* [BRIEF]
A complete, exact copy of the records below is the required result.

[Opening RECORDS TO USE section]

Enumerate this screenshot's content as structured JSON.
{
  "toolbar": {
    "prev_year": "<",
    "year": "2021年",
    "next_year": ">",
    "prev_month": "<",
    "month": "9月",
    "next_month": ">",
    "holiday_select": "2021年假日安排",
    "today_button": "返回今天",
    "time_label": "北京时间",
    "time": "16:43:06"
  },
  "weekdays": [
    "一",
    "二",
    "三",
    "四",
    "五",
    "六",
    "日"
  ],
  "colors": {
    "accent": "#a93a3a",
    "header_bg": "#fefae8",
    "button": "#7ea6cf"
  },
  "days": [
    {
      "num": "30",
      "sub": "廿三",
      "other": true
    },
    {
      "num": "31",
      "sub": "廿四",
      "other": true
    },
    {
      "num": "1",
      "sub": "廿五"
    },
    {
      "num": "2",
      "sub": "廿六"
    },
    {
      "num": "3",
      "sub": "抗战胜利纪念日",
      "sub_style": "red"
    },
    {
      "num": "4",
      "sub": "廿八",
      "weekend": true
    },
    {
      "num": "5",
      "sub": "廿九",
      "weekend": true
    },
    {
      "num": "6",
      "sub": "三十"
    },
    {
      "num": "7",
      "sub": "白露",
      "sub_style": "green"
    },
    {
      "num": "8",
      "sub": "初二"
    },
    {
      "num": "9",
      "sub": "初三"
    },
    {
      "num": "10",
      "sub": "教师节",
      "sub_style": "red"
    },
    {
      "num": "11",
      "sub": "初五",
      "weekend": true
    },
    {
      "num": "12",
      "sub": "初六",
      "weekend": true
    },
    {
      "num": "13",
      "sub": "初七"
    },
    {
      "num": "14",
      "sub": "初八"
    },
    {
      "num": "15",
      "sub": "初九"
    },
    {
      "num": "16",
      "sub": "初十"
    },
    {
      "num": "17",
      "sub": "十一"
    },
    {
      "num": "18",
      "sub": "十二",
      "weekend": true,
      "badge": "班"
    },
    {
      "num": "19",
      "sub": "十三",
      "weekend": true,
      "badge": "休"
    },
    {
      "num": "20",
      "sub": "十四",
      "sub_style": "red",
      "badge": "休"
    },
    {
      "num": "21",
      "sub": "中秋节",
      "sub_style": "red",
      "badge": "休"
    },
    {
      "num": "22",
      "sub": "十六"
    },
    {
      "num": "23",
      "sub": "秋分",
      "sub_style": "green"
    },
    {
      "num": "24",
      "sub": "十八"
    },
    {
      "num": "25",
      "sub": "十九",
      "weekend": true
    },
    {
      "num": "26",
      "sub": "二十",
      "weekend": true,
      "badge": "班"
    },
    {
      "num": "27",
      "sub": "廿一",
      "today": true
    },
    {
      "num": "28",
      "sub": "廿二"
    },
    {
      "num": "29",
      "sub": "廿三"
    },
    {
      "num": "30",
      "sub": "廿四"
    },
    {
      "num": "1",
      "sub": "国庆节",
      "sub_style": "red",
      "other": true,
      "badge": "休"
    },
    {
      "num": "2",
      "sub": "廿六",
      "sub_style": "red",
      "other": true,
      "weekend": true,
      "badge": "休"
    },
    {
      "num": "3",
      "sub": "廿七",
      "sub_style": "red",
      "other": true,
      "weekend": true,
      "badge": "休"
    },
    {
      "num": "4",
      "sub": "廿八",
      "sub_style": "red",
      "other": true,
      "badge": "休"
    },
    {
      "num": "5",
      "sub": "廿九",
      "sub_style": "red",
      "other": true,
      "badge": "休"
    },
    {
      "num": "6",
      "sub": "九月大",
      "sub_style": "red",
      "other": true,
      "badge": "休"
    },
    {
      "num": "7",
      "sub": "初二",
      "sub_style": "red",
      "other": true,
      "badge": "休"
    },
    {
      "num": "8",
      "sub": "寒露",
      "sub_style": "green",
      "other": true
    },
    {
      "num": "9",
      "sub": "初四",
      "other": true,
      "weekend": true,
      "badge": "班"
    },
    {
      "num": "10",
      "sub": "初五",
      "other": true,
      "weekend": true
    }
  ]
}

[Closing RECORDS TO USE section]

* [ANSWER TO THIS EXERCISE]
Enumerate this screenshot's content as structured JSON.
{
  "toolbar": {
    "prev_year": "<",
    "year": "2021年",
    "next_year": ">",
    "prev_month": "<",
    "month": "9月",
    "next_month": ">",
    "holiday_select": "2021年假日安排",
    "today_button": "返回今天",
    "time_label": "北京时间",
    "time": "16:43:06"
  },
  "weekdays": [
    "一",
    "二",
    "三",
    "四",
    "五",
    "六",
    "日"
  ],
  "colors": {
    "accent": "#a93a3a",
    "header_bg": "#fefae8",
    "button": "#7ea6cf"
  },
  "days": [
    {
      "num": "30",
      "sub": "廿三",
      "other": true
    },
    {
      "num": "31",
      "sub": "廿四",
      "other": true
    },
    {
      "num": "1",
      "sub": "廿五"
    },
    {
      "num": "2",
      "sub": "廿六"
    },
    {
      "num": "3",
      "sub": "抗战胜利纪念日",
      "sub_style": "red"
    },
    {
      "num": "4",
      "sub": "廿八",
      "weekend": true
    },
    {
      "num": "5",
      "sub": "廿九",
      "weekend": true
    },
    {
      "num": "6",
      "sub": "三十"
    },
    {
      "num": "7",
      "sub": "白露",
      "sub_style": "green"
    },
    {
      "num": "8",
      "sub": "初二"
    },
    {
      "num": "9",
      "sub": "初三"
    },
    {
      "num": "10",
      "sub": "教师节",
      "sub_style": "red"
    },
    {
      "num": "11",
      "sub": "初五",
      "weekend": true
    },
    {
      "num": "12",
      "sub": "初六",
      "weekend": true
    },
    {
      "num": "13",
      "sub": "初七"
    },
    {
      "num": "14",
      "sub": "初八"
    },
    {
      "num": "15",
      "sub": "初九"
    },
    {
      "num": "16",
      "sub": "初十"
    },
    {
      "num": "17",
      "sub": "十一"
    },
    {
      "num": "18",
      "sub": "十二",
      "weekend": true,
      "badge": "班"
    },
    {
      "num": "19",
      "sub": "十三",
      "weekend": true,
      "badge": "休"
    },
    {
      "num": "20",
      "sub": "十四",
      "sub_style": "red",
      "badge": "休"
    },
    {
      "num": "21",
      "sub": "中秋节",
      "sub_style": "red",
      "badge": "休"
    },
    {
      "num": "22",
      "sub": "十六"
    },
    {
      "num": "23",
      "sub": "秋分",
      "sub_style": "green"
    },
    {
      "num": "24",
      "sub": "十八"
    },
    {
      "num": "25",
      "sub": "十九",
      "weekend": true
    },
    {
      "num": "26",
      "sub": "二十",
      "weekend": true,
      "badge": "班"
    },
    {
      "num": "27",
      "sub": "廿一",
      "today": true
    },
    {
      "num": "28",
      "sub": "廿二"
    },
    {
      "num": "29",
      "sub": "廿三"
    },
    {
      "num": "30",
      "sub": "廿四"
    },
    {
      "num": "1",
      "sub": "国庆节",
      "sub_style": "red",
      "other": true,
      "badge": "休"
    },
    {
      "num": "2",
      "sub": "廿六",
      "sub_style": "red",
      "other": true,
      "weekend": true,
      "badge": "休"
    },
    {
      "num": "3",
      "sub": "廿七",
      "sub_style": "red",
      "other": true,
      "weekend": true,
      "badge": "休"
    },
    {
      "num": "4",
      "sub": "廿八",
      "sub_style": "red",
      "other": true,
      "badge": "休"
    },
    {
      "num": "5",
      "sub": "廿九",
      "sub_style": "red",
      "other": true,
      "badge": "休"
    },
    {
      "num": "6",
      "sub": "九月大",
      "sub_style": "red",
      "other": true,
      "badge": "休"
    },
    {
      "num": "7",
      "sub": "初二",
      "sub_style": "red",
      "other": true,
      "badge": "休"
    },
    {
      "num": "8",
      "sub": "寒露",
      "sub_style": "green",
      "other": true
    },
    {
      "num": "9",
      "sub": "初四",
      "other": true,
      "weekend": true,
      "badge": "班"
    },
    {
      "num": "10",
      "sub": "初五",
      "other": true,
      "weekend": true
    }
  ]
}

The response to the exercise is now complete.